So guys, you are reading this near Christmas, a holiday I didn't celebrate as a child. Even now, as an adult, I only experience it peripherally through Herman.
Growing up in Cleveland, we always celebrated the Festival of Lights, or Hanukkah, which started its eight-day run this past Tuesday evening.
Back in Cleveland, specifically in University Heights/Shaker Heights area, we didn't see a single house decorated for Christmas because the community was predominantly Jewish. I was raised as a conservative Jew and my parents were raised in the orthodox tradition in Europe, in Germany and Poland. It was not a material-oriented holiday, or even especially religious, it was more a tradition and way of life for us. In Hebrew school, I did learn about the miracle of lights when the temple light burned for eight days with only one day's worth of oil.
We also lit candles, sang songs every night and exchanged gifts, but it just wasn't the commercial excess the holiday seems to have become these days.
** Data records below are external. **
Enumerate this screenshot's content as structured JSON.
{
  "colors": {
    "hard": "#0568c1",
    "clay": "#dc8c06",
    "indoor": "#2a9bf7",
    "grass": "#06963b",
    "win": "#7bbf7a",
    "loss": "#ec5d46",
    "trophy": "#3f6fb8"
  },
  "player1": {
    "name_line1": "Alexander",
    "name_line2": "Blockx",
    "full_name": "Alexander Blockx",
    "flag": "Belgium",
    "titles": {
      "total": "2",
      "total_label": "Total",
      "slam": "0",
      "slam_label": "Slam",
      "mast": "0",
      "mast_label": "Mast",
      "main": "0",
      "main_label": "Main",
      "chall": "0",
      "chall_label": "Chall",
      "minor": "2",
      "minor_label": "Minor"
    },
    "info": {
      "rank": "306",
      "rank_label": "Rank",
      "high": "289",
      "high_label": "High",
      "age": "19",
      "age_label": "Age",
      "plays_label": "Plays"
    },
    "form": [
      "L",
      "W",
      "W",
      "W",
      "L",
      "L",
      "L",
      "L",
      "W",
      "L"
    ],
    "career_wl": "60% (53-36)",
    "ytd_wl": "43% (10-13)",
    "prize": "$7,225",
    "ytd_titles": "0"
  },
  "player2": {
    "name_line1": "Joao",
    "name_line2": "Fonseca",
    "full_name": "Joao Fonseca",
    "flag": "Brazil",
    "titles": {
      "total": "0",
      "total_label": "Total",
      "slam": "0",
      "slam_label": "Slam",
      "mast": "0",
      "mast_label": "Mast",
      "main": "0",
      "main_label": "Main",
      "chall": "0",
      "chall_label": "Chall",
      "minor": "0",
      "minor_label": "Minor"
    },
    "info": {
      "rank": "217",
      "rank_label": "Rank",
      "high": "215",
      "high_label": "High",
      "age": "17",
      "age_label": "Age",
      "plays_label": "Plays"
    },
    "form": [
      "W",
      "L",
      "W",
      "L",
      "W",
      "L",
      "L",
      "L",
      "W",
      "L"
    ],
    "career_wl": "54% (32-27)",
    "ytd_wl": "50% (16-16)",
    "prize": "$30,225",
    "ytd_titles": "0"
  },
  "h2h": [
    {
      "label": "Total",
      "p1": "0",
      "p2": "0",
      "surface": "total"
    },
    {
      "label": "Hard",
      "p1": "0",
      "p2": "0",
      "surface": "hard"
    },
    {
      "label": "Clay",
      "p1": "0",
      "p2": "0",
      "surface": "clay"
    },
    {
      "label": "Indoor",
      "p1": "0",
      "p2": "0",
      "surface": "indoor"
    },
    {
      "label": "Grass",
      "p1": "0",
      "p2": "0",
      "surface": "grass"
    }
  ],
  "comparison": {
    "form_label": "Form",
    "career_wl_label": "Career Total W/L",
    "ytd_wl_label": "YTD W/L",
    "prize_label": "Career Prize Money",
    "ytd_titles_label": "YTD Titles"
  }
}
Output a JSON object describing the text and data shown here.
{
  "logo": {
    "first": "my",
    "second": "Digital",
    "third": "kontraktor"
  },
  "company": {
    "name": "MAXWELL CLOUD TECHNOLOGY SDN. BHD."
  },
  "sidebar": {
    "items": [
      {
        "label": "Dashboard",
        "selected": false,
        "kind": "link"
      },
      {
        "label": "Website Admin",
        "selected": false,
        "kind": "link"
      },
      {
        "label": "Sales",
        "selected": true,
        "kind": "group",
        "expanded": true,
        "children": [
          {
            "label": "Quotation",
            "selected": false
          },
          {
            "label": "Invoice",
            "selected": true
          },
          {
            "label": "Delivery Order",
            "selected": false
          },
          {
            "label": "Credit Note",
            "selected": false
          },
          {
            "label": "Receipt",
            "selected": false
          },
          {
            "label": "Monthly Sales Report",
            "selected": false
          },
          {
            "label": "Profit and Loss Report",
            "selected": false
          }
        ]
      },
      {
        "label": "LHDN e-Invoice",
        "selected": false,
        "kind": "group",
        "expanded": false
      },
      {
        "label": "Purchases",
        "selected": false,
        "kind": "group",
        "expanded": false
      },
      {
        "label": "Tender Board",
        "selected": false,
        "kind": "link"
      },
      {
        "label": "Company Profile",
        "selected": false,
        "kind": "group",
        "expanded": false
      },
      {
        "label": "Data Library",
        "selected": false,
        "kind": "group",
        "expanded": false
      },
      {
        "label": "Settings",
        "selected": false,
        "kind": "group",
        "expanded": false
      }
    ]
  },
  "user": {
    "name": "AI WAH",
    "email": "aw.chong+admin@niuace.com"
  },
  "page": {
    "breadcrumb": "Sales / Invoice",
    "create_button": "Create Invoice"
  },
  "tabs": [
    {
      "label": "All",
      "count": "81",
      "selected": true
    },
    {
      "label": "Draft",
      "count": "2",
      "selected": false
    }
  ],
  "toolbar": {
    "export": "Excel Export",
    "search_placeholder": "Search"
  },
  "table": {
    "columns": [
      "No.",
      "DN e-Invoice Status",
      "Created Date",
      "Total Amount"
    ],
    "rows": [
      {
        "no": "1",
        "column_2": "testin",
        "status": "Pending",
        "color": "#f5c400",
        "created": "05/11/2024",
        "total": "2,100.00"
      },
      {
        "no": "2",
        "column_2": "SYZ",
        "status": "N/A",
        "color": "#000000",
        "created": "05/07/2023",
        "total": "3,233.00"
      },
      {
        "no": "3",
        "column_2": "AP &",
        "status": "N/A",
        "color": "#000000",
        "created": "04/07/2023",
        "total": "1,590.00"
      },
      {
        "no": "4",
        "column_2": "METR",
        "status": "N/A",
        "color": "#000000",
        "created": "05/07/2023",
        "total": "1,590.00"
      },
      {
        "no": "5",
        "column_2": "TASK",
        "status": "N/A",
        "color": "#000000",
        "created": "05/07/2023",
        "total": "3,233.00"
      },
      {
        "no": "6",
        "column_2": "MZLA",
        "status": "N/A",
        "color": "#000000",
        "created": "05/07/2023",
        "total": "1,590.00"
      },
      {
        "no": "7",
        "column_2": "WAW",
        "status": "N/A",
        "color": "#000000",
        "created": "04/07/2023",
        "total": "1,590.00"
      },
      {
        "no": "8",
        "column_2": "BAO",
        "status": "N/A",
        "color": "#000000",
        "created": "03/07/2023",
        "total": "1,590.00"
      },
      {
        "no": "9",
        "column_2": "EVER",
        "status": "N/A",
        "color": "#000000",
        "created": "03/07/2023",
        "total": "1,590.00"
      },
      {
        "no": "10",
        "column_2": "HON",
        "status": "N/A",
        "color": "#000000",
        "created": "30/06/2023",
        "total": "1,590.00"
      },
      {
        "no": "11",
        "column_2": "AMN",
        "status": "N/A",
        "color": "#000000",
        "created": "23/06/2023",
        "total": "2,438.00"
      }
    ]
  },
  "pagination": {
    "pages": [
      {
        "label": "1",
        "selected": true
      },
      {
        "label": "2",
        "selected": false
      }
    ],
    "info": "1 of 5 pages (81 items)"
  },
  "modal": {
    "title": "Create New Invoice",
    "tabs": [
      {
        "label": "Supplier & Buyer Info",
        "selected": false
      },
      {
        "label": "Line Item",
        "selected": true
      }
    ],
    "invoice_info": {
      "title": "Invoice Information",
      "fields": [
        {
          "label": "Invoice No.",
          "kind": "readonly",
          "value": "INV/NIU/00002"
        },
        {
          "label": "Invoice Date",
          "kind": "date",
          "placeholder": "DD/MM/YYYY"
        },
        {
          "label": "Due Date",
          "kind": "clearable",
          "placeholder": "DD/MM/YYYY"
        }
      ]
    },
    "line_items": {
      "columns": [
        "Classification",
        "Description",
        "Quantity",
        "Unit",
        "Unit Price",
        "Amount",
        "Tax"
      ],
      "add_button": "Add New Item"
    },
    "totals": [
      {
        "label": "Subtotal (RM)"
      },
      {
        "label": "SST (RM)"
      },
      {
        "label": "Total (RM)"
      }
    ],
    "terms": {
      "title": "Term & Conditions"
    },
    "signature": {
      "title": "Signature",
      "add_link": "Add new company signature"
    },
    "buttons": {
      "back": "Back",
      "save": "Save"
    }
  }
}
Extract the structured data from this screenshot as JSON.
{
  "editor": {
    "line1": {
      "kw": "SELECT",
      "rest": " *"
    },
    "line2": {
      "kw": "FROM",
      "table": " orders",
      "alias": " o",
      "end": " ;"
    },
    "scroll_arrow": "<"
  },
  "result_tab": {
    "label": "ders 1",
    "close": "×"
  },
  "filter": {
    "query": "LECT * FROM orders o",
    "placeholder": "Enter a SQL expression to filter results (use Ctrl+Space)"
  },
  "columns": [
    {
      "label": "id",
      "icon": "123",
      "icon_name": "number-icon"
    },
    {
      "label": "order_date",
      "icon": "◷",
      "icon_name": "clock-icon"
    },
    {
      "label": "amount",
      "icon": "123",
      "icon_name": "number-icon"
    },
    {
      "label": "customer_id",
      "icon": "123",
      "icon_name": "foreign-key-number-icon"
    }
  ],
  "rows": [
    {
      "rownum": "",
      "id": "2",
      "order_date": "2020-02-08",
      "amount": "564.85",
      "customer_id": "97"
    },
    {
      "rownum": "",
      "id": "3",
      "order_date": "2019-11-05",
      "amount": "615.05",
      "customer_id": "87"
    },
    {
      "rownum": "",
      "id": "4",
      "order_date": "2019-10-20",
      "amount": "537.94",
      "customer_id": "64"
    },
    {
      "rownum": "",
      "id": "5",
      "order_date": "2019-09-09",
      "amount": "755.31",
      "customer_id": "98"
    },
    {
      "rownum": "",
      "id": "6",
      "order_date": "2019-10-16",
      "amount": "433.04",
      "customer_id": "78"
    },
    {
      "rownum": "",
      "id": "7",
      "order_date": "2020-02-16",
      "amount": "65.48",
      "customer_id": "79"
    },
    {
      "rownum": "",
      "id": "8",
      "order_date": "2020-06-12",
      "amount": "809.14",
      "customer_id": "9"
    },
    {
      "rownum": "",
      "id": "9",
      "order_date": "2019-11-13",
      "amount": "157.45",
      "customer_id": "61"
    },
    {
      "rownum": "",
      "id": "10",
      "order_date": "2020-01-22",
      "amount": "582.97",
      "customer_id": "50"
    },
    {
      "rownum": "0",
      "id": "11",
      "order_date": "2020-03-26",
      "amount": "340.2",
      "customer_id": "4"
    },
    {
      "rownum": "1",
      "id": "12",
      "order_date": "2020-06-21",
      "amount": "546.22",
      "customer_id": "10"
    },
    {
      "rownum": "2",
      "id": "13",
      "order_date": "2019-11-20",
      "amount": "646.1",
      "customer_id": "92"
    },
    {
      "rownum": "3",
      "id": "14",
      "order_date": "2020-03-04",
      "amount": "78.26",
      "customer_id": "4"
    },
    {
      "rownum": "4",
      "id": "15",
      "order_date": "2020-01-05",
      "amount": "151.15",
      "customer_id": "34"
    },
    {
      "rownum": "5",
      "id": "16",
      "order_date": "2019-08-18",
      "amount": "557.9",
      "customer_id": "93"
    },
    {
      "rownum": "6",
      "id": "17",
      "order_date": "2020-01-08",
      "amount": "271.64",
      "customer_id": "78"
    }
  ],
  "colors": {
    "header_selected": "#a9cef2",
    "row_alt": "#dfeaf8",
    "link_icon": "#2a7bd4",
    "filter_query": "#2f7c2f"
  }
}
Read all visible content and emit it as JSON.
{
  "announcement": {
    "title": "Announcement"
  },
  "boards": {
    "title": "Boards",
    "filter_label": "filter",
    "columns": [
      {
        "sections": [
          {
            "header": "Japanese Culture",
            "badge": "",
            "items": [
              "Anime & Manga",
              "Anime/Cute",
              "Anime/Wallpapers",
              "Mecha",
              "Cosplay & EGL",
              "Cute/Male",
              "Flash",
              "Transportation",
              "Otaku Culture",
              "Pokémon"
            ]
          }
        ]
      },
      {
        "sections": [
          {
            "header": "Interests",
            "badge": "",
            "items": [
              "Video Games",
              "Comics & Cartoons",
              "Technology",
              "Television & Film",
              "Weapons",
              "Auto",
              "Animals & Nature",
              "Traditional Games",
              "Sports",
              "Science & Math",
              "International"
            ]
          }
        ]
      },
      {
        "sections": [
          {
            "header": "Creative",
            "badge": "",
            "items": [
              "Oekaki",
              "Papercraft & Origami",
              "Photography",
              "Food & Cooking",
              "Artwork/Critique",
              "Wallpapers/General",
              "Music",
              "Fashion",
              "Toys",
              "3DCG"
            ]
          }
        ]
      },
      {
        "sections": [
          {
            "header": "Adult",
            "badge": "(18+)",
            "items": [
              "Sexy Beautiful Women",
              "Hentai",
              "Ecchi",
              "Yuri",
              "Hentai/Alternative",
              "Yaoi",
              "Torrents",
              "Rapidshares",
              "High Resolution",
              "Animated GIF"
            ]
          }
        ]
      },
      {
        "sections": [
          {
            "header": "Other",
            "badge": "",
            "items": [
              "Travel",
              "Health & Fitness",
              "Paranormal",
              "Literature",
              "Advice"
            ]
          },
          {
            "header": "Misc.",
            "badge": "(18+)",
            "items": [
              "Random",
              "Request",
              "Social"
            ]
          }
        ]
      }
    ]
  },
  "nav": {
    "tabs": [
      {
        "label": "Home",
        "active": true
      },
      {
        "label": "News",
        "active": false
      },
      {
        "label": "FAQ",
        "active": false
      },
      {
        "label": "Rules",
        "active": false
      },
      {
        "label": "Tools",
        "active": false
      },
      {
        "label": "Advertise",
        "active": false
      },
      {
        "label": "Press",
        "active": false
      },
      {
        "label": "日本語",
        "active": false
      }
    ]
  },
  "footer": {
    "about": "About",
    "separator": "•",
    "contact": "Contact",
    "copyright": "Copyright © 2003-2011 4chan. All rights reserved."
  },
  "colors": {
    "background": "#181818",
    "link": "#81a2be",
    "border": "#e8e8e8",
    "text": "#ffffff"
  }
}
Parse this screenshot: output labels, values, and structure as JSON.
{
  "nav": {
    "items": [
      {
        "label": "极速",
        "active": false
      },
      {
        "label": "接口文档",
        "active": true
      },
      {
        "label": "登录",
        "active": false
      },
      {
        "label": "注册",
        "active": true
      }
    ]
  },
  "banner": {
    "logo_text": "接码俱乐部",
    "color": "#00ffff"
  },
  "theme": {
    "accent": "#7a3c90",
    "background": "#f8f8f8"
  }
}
So I still am somewhat subdued about the whole Christmas thing, even though I now live in a part of the country that is much more Christian-oriented.
My best friend, Jacques Lorenzo, was the one who introduced me to the whole concept of the beauty of the Christmas holiday through some of his favorite Christmas films. One film that stands out for me is "It's A Wonderful Life," and Herman got me watching "A Christmas Story," which is his personal favorite.
Recently, "Home for the Holidays" has become a personal favorite - although that film highlights Thanksgiving more than Christmas, which also was more of a huge holiday in our family. I remember Mom hosting a gathering of more than 30 people when we got together for Thanksgiving, and it was all family members and all very religious where Yiddish was spoken.
When I lived with Jacques in New York City in the 1980s, I remember going down to the Hudson River tree lot and Jacques lugging home a tree that was a struggle for his slight frame. Sometimes I and one of his boyfriends would have to help him get the tree home. My input was decorating the tree with white cloth bows and red velvet bows, but the whole experience was all brand new to me and it wasn't my tradition at all, but I was happy to celebrate his tradition as he was happy to celebrate my Jewish traditions.
I haven't had a tree in my home since Jacques sadly passed away some years back and have no interest in having one today. I'm happy to say Herman feels the same. The only holiday decorations we hang are the cards we get from friends and family that help us remember what the holidays are all about.
So, whatever your personal traditions, I hope family and friends are gathered around to help you celebrate and remember what any holiday is really about; those close to us that we care about.
Kathryn Spira, a native of Cleveland who pursued an acting career in New York City and Los Angeles, now pursues freelance writing from Caroga Lake in Fulton County. Previous columns and contact information may be accessed at her website at www.kathrynskorner.com